Viola is a retired middle school secretary who spent her life caring for children and her family. She enjoyed traveling with her husband, caring for her son and attending her local church. Viola also cared for the children and families she served at work answering the school phone, speaking with parents, distributing medicine to students and being a rock in her community.
Some years ago, Viola started experiencing constant stomach aches and nausea. She took a generic form of Reglan. She took this drug for six years hoping to get better. Instead, Viola began experiencing serious side effects. Her legs would involuntarily jerk, even while she was sleeping. Her facial muscles and eventually her tongue followed suit. Viola no longer attends church because her mouth and legs make so much noise involuntarily that she worries about disturbing those around her.
Worse still, her relationship with her family has been impacted. Sadly, Viola cannot even pronounce her son’s name. “To be a mother and to be unable to say your own child’s name is hard," Viola said. "You want to be able to just speak and not have this funny sound come out of your mouth. You want to be able to interact with people.”

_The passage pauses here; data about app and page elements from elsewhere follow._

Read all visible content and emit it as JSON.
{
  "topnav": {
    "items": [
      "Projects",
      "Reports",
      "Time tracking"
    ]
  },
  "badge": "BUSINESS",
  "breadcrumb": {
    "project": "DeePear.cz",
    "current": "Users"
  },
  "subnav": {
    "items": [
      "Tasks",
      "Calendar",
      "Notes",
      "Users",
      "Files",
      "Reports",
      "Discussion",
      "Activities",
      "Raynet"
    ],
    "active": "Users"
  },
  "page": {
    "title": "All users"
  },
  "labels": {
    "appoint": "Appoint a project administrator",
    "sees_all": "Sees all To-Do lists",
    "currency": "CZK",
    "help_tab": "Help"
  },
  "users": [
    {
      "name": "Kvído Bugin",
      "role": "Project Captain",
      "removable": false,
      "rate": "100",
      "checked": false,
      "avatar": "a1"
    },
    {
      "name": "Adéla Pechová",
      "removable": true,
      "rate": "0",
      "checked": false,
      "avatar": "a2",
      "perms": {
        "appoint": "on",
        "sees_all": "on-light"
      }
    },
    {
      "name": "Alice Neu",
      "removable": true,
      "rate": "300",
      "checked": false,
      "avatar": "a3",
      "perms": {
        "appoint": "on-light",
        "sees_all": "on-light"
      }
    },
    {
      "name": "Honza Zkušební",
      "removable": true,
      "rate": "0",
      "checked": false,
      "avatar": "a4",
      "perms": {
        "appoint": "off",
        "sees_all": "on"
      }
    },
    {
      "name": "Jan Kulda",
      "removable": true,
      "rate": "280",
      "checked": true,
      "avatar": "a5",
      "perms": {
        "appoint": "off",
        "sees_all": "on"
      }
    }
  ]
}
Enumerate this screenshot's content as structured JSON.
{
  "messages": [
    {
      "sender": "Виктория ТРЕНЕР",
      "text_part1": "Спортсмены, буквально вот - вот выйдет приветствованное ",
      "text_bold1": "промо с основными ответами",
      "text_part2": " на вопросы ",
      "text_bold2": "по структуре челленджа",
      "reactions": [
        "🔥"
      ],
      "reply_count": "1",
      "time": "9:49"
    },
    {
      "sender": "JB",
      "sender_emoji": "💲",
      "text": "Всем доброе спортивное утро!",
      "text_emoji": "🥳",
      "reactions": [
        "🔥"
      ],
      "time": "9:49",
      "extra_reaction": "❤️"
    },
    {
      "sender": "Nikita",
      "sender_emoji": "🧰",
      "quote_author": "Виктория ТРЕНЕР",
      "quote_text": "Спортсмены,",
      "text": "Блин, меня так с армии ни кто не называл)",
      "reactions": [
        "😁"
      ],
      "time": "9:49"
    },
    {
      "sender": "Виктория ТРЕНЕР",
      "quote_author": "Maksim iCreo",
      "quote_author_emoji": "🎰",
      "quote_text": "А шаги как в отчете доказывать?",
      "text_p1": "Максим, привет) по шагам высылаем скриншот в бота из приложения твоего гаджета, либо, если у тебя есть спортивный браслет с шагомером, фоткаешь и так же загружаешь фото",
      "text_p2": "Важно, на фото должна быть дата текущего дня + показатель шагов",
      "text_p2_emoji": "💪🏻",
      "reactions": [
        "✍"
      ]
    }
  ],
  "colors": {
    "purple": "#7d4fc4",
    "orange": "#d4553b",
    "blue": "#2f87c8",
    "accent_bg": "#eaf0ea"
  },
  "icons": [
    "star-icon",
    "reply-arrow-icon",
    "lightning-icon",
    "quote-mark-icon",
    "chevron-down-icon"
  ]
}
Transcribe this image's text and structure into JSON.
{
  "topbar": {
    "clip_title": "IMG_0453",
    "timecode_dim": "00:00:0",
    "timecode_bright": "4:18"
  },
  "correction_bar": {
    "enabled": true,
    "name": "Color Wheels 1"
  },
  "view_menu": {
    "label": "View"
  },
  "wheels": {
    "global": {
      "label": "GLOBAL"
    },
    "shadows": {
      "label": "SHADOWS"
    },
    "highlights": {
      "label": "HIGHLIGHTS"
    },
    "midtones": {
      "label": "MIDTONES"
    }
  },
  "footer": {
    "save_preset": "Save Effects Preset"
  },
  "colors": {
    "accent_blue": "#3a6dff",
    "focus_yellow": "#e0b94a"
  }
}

She faces a daily struggle to speak to her own family and to enjoy the aspects of life so many take for granted. Viola’s justice was denied because she took a generic drug instead of the brand name. How much longer can we allow the makers of generic drugs to evade their responsibilities?
If no one is accountable, no one is safe.
NBC's Today Show also featured Viola's story in a November 2013 sgement on the dangers of generic drugs and accountability.